──────── Information provided

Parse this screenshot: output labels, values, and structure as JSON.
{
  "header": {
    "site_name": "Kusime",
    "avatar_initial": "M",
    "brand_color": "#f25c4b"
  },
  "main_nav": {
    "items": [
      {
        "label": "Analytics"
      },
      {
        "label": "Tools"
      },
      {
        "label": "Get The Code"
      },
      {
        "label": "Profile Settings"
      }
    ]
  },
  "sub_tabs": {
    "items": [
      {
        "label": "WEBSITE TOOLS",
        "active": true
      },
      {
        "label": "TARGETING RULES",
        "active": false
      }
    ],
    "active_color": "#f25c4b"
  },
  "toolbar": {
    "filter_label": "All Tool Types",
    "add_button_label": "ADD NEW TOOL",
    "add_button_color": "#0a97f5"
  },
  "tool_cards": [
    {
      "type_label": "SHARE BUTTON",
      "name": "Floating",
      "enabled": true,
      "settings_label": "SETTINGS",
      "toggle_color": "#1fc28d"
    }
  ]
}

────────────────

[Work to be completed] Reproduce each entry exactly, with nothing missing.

[Answer]
Parse this screenshot: output labels, values, and structure as JSON.
{
  "header": {
    "site_name": "Kusime",
    "avatar_initial": "M",
    "brand_color": "#f25c4b"
  },
  "main_nav": {
    "items": [
      {
        "label": "Analytics"
      },
      {
        "label": "Tools"
      },
      {
        "label": "Get The Code"
      },
      {
        "label": "Profile Settings"
      }
    ]
  },
  "sub_tabs": {
    "items": [
      {
        "label": "WEBSITE TOOLS",
        "active": true
      },
      {
        "label": "TARGETING RULES",
        "active": false
      }
    ],
    "active_color": "#f25c4b"
  },
  "toolbar": {
    "filter_label": "All Tool Types",
    "add_button_label": "ADD NEW TOOL",
    "add_button_color": "#0a97f5"
  },
  "tool_cards": [
    {
      "type_label": "SHARE BUTTON",
      "name": "Floating",
      "enabled": true,
      "settings_label": "SETTINGS",
      "toggle_color": "#1fc28d"
    }
  ]
}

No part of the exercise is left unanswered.